In the finale, Sten can be heard asking to have Frederick brought to him since he can no longer be trusted. He probably suspects that Frederick would try to figure out a way to help his kids who are on the run inside the quarantine zone. Since Sten is pure evil, he’ll also likely force Frederick to help him lure his son back.
8. How can the gang rid themselves of the “supplements”?
As the saying goes: Fool me once, etc., etc. Despite Martin and Patrick claiming that being callous and suspicious is the only way to survive in the post-rain world, they keep trusting the wrong people. While they escaped from the vengeance-seeking doctor and cannibalistic pajama cult relatively unscathed, they’re not so lucky when they fall into Apollon’s clutches. That’s because they swallowed (so to speak) the story that the “supplements” they took when they arrived were vitamins to offset their six years of crappy diet while fending for themselves. With no outward signs of harm, the pills seemed benign enough. Naturally, they weren’t.

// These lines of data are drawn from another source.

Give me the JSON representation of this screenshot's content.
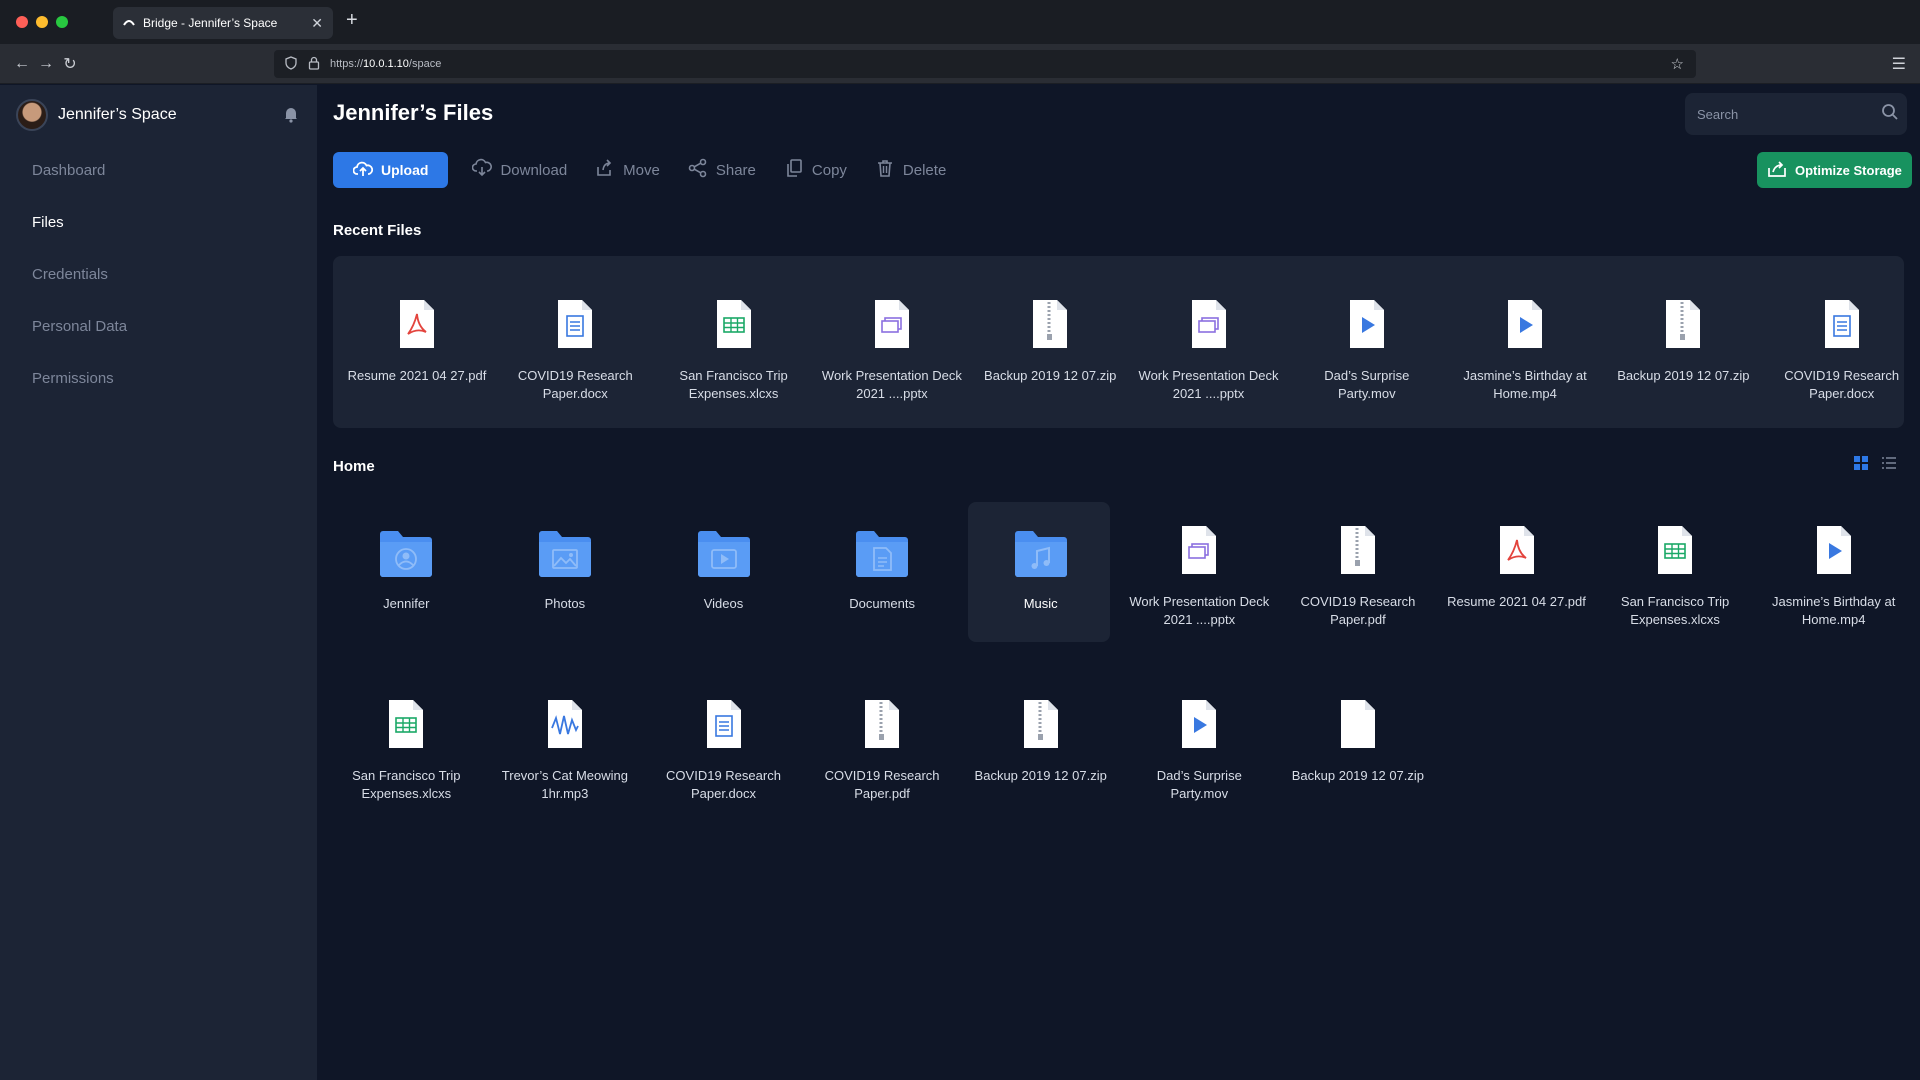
{
  "browser": {
    "tab_title": "Bridge - Jennifer’s Space",
    "url_prefix": "https://",
    "url_host": "10.0.1.10",
    "url_path": "/space"
  },
  "sidebar": {
    "profile_name": "Jennifer’s Space",
    "items": [
      {
        "label": "Dashboard",
        "active": false
      },
      {
        "label": "Files",
        "active": true
      },
      {
        "label": "Credentials",
        "active": false
      },
      {
        "label": "Personal Data",
        "active": false
      },
      {
        "label": "Permissions",
        "active": false
      }
    ]
  },
  "header": {
    "title": "Jennifer’s Files",
    "search_placeholder": "Search"
  },
  "toolbar": {
    "upload": "Upload",
    "download": "Download",
    "move": "Move",
    "share": "Share",
    "copy": "Copy",
    "delete": "Delete",
    "optimize": "Optimize Storage"
  },
  "recent": {
    "label": "Recent Files",
    "files": [
      {
        "name": "Resume 2021 04 27.pdf",
        "type": "pdf"
      },
      {
        "name": "COVID19 Research Paper.docx",
        "type": "doc"
      },
      {
        "name": "San Francisco Trip Expenses.xlcxs",
        "type": "sheet"
      },
      {
        "name": "Work Presentation Deck 2021 ....pptx",
        "type": "slides"
      },
      {
        "name": "Backup 2019 12 07.zip",
        "type": "zip"
      },
      {
        "name": "Work Presentation Deck 2021 ....pptx",
        "type": "slides"
      },
      {
        "name": "Dad’s Surprise Party.mov",
        "type": "video"
      },
      {
        "name": "Jasmine’s Birthday at Home.mp4",
        "type": "video"
      },
      {
        "name": "Backup 2019 12 07.zip",
        "type": "zip"
      },
      {
        "name": "COVID19 Research Paper.docx",
        "type": "doc"
      }
    ]
  },
  "home": {
    "label": "Home",
    "items": [
      {
        "name": "Jennifer",
        "type": "folder-user"
      },
      {
        "name": "Photos",
        "type": "folder-photo"
      },
      {
        "name": "Videos",
        "type": "folder-video"
      },
      {
        "name": "Documents",
        "type": "folder-doc"
      },
      {
        "name": "Music",
        "type": "folder-music",
        "selected": true
      },
      {
        "name": "Work Presentation Deck 2021 ....pptx",
        "type": "slides"
      },
      {
        "name": "COVID19 Research Paper.pdf",
        "type": "zip"
      },
      {
        "name": "Resume 2021 04 27.pdf",
        "type": "pdf"
      },
      {
        "name": "San Francisco Trip Expenses.xlcxs",
        "type": "sheet"
      },
      {
        "name": "Jasmine’s Birthday at Home.mp4",
        "type": "video"
      },
      {
        "name": "San Francisco Trip Expenses.xlcxs",
        "type": "sheet"
      },
      {
        "name": "Trevor’s Cat Meowing 1hr.mp3",
        "type": "audio"
      },
      {
        "name": "COVID19 Research Paper.docx",
        "type": "doc"
      },
      {
        "name": "COVID19 Research Paper.pdf",
        "type": "zip"
      },
      {
        "name": "Backup 2019 12 07.zip",
        "type": "zip"
      },
      {
        "name": "Dad’s Surprise Party.mov",
        "type": "video"
      },
      {
        "name": "Backup 2019 12 07.zip",
        "type": "blank"
      }
    ]
  },
  "colors": {
    "accent": "#2d78e6",
    "success": "#18925f",
    "folder": "#4a8ef0"
  }
}
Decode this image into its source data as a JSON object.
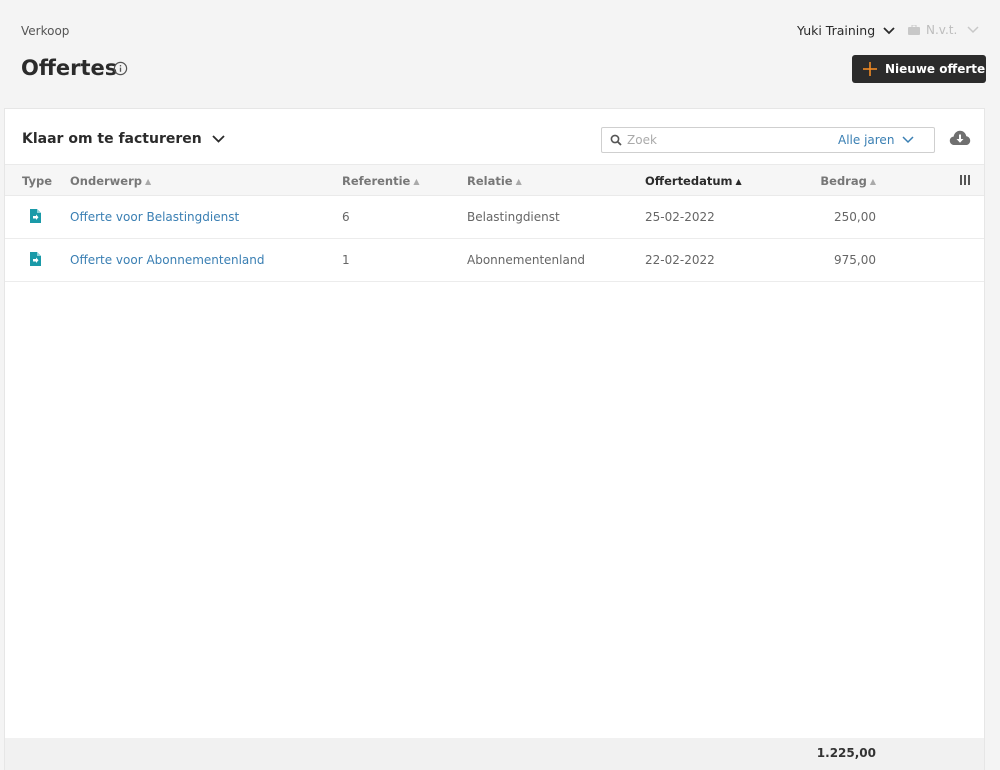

Instead, they are geographically attuned to a specific location. If the gang tries to leave the quarantine area, a rash will bloom on the back of their necks as the first warning sign. If they actually leave, they’ll die. Viewers saw an example of this in the flashback when soldiers were conscripted by Apollon to police the quarantine area. One guy tried to make a break for it and perished as he fled.
This is something that has been taken in the bloodstream though, so perhaps this could be treated as a disease. It would make the friends’ lives much easier if they had the option to leave the zone. Perhaps if the gang could get in touch with Simone and Rasmus’ father, he could make them feel right as rain at the quarantine border. But as we discussed above, he may not be trustworthy.
9. Could Simone be more important than we think?
While Simone helped raise Rasmus in the bunker and kept him safe outside of it (seriously, the boy has no sense of self-preservation!), we can’t help but think that she might have more to do with the solution to the Danes’ problems than has been let on. After all, she clearly has the brains in the family over Rasmus, is a natural leader (as was exhibited in the opening scene when she organized her group at school), and as a sibling, has the DNA that matches Rasmus’ the most. Her father could probably figure something out with her blood, and let’s not forget that she still can travel freely in and out of the quarantine zone. Season 2 would be a wise opportunity to utilize Simone for more than just her handprint access to the bunkers.
”The Rain” Season 1 is currently streaming on Netflix.